--- EXERCISE REQUIREMENTS ---
Where the records below show the word "Fade" in a line, please copy that line.
··· SUPPLIED RECORDS
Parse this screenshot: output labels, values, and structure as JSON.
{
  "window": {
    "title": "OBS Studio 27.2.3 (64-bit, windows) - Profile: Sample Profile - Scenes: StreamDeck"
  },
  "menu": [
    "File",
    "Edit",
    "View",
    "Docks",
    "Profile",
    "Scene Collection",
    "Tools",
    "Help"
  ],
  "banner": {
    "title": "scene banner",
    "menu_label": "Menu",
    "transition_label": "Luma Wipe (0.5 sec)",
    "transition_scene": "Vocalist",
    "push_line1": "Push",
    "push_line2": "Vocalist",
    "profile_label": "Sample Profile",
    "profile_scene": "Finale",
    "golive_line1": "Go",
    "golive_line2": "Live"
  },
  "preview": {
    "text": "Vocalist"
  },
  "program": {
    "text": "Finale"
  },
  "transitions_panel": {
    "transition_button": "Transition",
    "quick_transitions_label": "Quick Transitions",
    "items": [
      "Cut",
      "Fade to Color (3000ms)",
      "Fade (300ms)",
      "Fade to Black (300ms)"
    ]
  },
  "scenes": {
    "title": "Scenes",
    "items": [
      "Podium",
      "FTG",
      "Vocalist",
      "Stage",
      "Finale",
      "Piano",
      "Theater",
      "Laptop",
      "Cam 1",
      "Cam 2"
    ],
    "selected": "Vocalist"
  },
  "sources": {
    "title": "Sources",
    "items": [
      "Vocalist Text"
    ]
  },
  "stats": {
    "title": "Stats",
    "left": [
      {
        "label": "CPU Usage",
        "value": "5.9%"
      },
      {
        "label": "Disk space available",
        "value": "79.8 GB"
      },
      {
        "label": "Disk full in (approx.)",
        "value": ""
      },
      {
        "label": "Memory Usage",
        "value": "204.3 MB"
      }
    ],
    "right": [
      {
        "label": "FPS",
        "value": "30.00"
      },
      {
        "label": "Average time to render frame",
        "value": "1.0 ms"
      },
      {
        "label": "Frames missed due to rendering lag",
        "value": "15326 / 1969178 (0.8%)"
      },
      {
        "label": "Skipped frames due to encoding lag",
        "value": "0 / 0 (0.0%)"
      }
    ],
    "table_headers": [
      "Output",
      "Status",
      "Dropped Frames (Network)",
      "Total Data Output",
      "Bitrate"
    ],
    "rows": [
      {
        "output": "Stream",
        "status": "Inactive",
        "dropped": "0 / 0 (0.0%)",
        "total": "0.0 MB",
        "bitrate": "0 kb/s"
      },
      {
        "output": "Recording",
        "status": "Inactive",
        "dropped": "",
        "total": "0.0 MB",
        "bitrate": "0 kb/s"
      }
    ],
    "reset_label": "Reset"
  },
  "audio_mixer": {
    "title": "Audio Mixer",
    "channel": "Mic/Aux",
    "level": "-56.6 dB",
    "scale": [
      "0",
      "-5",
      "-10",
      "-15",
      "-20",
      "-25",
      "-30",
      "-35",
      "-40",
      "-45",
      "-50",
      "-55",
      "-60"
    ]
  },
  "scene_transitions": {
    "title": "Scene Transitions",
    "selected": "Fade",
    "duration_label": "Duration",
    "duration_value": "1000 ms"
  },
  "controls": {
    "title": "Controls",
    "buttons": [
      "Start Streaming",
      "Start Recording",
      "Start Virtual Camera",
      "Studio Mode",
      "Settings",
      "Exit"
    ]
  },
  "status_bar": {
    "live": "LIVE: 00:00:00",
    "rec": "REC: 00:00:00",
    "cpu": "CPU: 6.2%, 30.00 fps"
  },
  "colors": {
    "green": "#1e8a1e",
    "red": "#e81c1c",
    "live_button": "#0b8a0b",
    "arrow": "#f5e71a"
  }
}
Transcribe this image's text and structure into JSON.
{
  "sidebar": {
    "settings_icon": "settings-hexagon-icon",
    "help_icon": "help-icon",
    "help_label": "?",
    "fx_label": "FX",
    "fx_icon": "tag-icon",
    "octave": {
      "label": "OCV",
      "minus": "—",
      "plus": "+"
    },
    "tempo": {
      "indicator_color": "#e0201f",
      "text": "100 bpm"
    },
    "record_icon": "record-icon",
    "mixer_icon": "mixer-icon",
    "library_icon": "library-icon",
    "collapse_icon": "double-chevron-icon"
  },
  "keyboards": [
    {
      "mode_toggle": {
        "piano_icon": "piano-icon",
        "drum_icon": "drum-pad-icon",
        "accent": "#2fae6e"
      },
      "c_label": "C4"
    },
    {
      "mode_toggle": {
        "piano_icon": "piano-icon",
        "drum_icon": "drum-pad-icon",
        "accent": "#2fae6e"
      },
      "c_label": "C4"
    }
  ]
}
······
--- ANSWER SPACE ---
      "Fade to Color (3000ms)",
      "Fade (300ms)",
      "Fade to Black (300ms)"
    "selected": "Fade",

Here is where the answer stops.